*** Data under study ***

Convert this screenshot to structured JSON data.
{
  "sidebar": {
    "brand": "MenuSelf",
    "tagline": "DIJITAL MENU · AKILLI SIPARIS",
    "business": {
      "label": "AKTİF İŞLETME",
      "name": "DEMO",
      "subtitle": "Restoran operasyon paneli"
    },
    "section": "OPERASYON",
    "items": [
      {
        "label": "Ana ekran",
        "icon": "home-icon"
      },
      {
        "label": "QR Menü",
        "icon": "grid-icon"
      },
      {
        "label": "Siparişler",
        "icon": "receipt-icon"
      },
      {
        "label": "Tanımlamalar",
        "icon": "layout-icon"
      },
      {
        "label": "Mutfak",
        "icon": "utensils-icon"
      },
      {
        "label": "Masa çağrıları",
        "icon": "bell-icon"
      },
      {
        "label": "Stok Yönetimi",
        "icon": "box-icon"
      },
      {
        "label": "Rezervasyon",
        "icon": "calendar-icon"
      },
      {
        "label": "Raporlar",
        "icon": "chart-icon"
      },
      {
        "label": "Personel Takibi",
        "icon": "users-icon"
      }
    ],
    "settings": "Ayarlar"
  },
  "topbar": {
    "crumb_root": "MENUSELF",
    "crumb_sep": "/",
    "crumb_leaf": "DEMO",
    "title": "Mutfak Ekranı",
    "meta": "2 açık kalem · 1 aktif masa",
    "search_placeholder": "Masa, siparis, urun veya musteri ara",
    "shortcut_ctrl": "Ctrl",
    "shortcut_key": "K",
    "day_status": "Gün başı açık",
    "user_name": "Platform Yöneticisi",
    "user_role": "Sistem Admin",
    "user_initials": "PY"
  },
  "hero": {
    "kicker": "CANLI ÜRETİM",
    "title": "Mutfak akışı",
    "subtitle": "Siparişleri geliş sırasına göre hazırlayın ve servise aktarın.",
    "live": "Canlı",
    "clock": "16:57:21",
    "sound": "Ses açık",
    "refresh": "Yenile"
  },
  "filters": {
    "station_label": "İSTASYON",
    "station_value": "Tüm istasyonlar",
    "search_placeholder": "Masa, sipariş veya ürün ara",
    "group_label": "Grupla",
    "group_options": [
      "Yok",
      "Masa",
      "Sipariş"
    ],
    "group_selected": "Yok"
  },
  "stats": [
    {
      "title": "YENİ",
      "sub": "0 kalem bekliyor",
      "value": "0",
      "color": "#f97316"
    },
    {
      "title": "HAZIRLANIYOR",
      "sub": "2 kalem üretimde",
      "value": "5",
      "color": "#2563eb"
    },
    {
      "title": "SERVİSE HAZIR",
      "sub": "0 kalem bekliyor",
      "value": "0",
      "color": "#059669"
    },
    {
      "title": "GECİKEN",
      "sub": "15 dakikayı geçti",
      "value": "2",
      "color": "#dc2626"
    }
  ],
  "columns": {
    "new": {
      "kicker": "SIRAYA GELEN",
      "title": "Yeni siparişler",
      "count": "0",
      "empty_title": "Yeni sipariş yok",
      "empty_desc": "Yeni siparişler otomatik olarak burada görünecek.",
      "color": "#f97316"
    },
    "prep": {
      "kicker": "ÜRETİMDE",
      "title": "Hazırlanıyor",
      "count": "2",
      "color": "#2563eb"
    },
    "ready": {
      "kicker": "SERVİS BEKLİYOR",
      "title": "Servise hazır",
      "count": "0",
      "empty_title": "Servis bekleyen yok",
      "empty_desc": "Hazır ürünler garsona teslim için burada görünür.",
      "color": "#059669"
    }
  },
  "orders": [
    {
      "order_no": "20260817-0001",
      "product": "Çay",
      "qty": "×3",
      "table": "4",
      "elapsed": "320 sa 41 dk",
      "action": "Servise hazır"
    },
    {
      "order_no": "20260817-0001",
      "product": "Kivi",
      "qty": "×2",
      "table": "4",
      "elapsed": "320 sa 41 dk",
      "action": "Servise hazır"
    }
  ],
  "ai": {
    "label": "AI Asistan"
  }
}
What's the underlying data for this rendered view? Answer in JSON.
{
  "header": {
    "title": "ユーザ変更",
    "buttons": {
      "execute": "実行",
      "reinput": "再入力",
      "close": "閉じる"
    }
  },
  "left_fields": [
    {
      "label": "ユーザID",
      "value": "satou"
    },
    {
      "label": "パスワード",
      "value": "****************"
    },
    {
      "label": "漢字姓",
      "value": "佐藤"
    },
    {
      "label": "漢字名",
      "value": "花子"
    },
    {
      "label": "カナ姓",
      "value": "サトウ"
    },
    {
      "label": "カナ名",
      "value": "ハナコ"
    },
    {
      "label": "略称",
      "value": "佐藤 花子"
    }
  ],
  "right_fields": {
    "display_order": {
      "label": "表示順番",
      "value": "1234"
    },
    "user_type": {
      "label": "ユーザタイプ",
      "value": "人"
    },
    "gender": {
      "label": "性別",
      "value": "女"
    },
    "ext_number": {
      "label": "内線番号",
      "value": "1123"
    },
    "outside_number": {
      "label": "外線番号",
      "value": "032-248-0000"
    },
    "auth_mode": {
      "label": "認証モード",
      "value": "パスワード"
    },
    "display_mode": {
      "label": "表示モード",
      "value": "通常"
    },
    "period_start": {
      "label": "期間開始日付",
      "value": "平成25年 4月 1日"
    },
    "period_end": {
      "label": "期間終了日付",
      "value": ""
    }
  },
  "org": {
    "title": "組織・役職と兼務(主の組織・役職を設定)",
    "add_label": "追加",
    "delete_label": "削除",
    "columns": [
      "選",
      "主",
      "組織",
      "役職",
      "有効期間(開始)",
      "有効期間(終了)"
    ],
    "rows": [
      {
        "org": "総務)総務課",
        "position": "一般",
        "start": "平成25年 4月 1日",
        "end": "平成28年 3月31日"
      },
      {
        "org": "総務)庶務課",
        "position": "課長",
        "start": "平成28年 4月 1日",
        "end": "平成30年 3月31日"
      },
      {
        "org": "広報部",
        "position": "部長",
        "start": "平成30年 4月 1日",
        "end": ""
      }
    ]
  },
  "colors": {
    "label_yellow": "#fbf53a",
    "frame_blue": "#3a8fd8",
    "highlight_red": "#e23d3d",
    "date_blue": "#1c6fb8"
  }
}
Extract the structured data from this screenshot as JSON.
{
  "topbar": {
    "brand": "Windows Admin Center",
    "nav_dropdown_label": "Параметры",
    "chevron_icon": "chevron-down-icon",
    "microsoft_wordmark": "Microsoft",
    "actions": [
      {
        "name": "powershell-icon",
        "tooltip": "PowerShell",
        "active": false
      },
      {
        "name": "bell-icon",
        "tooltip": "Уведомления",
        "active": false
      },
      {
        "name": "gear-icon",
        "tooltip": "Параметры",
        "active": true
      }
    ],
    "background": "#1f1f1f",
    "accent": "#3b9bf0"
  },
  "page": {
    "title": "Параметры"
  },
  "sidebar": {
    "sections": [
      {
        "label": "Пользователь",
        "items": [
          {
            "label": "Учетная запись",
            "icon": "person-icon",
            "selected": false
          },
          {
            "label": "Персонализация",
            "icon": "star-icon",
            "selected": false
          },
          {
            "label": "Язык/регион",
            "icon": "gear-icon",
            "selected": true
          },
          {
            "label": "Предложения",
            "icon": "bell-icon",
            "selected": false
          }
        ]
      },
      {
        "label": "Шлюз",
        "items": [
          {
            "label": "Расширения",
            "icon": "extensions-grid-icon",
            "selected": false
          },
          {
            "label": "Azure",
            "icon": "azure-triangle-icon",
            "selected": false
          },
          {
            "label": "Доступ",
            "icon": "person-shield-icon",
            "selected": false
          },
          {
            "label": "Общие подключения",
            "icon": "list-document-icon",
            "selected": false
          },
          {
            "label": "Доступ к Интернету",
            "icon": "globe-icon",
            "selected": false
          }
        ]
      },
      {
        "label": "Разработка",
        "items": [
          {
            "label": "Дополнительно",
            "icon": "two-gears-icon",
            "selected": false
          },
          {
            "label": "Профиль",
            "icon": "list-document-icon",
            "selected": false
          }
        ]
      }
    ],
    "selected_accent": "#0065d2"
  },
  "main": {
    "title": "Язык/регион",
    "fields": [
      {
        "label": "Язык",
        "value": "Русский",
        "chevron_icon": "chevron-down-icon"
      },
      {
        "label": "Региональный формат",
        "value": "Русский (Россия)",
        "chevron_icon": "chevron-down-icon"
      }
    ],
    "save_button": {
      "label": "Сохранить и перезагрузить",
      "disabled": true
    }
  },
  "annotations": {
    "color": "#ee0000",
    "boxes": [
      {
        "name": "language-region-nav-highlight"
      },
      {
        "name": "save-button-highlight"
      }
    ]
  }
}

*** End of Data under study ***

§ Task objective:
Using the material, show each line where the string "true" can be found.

§ Solution to this task:
        "active": true
            "selected": true
      "disabled": true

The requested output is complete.